Similar to a study reviewed on this blog (Why Does Enteral Nutrition Work for Crohn’s Disease? Is it due to the Microbiome?), another publication has shown decreased microbiome diversity associated with exclusive enteral nutrition (C Quince et al. Am J Gastroenterol 2-15; 110: 1718-29 -thanks to Ben Gold for this reference). The overall findings suggest that enteral nutrition makes the gut microbiome more ‘dysbiotic’ (more dissimilar to healthy controls) than prior to enteral nutrition. This study examined 23 children with Crohn’s disease and 21 healthy children.
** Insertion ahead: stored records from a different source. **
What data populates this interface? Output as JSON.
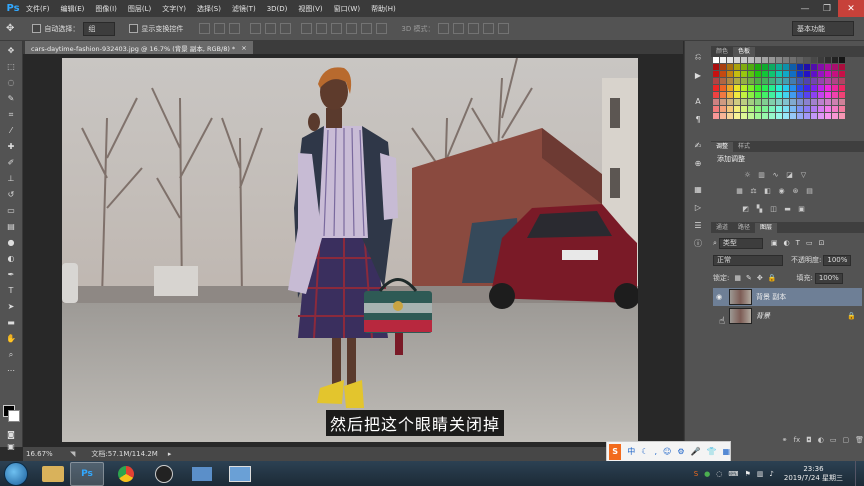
{
  "app": {
    "logo": "Ps"
  },
  "menu": [
    "文件(F)",
    "编辑(E)",
    "图像(I)",
    "图层(L)",
    "文字(Y)",
    "选择(S)",
    "滤镜(T)",
    "3D(D)",
    "视图(V)",
    "窗口(W)",
    "帮助(H)"
  ],
  "window_controls": {
    "minimize": "—",
    "restore": "❐",
    "close": "✕"
  },
  "options": {
    "auto_select_label": "自动选择：",
    "auto_select_value": "组",
    "show_transform_label": "显示变换控件",
    "mode_3d_label": "3D 模式：",
    "workspace": "基本功能"
  },
  "document": {
    "tab_title": "cars-daytime-fashion-932403.jpg @ 16.7% (背景 副本, RGB/8) *",
    "tab_close": "×",
    "subtitle": "然后把这个眼睛关闭掉"
  },
  "status": {
    "zoom": "16.67%",
    "doc_info": "文档:57.1M/114.2M"
  },
  "panels": {
    "top_tabs": [
      "颜色",
      "色板"
    ],
    "top_active": 1,
    "mid_tabs": [
      "调整",
      "样式"
    ],
    "mid_active": 0,
    "adjust_title": "添加调整",
    "layer_tabs": [
      "通道",
      "路径",
      "图层"
    ],
    "layer_active": 2,
    "filter_kind": "类型",
    "blend_mode": "正常",
    "opacity_label": "不透明度:",
    "opacity_value": "100%",
    "lock_label": "锁定:",
    "fill_label": "填充:",
    "fill_value": "100%",
    "layers": [
      {
        "name": "背景 副本",
        "visible": true,
        "selected": true
      },
      {
        "name": "背景",
        "visible": false,
        "selected": false,
        "locked": true
      }
    ]
  },
  "ime": {
    "label": "中"
  },
  "taskbar": {
    "time": "23:36",
    "date": "2019/7/24 星期三"
  },
  "colors": {
    "menubar": "#3a3a3a",
    "panel": "#535353",
    "canvas_bg": "#282828",
    "accent": "#31a8ff"
  }
}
My take: Due to the increased ease and fascination of studying our stools, a lot more of this research is going to be published. At some point, hopefully, these observational studies will transition to hypothesis-driven studies regarding which microbial species need to be modulated to improve inflammatory bowel disease.